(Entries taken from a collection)
══════════
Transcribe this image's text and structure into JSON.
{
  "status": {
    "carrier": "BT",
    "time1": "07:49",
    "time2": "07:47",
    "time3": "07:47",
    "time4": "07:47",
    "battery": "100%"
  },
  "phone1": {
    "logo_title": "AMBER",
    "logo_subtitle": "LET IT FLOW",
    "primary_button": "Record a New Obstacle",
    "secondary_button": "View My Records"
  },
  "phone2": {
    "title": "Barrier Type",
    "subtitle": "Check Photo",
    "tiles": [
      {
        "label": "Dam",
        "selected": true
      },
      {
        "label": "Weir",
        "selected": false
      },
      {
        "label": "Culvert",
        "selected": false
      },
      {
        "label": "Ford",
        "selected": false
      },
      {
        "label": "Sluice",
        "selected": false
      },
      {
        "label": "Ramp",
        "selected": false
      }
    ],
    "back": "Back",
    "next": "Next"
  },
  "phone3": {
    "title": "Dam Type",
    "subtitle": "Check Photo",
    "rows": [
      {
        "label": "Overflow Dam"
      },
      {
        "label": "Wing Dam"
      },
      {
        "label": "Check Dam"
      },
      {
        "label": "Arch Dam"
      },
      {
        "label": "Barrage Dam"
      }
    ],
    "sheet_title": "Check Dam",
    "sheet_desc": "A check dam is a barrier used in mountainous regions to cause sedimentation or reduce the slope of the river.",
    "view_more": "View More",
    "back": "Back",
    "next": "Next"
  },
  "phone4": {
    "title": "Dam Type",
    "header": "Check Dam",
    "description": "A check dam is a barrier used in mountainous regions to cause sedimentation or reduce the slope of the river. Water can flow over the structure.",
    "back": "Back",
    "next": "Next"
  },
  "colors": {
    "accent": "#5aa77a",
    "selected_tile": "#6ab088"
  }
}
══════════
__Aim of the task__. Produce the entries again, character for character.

__Response__.
Transcribe this image's text and structure into JSON.
{
  "status": {
    "carrier": "BT",
    "time1": "07:49",
    "time2": "07:47",
    "time3": "07:47",
    "time4": "07:47",
    "battery": "100%"
  },
  "phone1": {
    "logo_title": "AMBER",
    "logo_subtitle": "LET IT FLOW",
    "primary_button": "Record a New Obstacle",
    "secondary_button": "View My Records"
  },
  "phone2": {
    "title": "Barrier Type",
    "subtitle": "Check Photo",
    "tiles": [
      {
        "label": "Dam",
        "selected": true
      },
      {
        "label": "Weir",
        "selected": false
      },
      {
        "label": "Culvert",
        "selected": false
      },
      {
        "label": "Ford",
        "selected": false
      },
      {
        "label": "Sluice",
        "selected": false
      },
      {
        "label": "Ramp",
        "selected": false
      }
    ],
    "back": "Back",
    "next": "Next"
  },
  "phone3": {
    "title": "Dam Type",
    "subtitle": "Check Photo",
    "rows": [
      {
        "label": "Overflow Dam"
      },
      {
        "label": "Wing Dam"
      },
      {
        "label": "Check Dam"
      },
      {
        "label": "Arch Dam"
      },
      {
        "label": "Barrage Dam"
      }
    ],
    "sheet_title": "Check Dam",
    "sheet_desc": "A check dam is a barrier used in mountainous regions to cause sedimentation or reduce the slope of the river.",
    "view_more": "View More",
    "back": "Back",
    "next": "Next"
  },
  "phone4": {
    "title": "Dam Type",
    "header": "Check Dam",
    "description": "A check dam is a barrier used in mountainous regions to cause sedimentation or reduce the slope of the river. Water can flow over the structure.",
    "back": "Back",
    "next": "Next"
  },
  "colors": {
    "accent": "#5aa77a",
    "selected_tile": "#6ab088"
  }
}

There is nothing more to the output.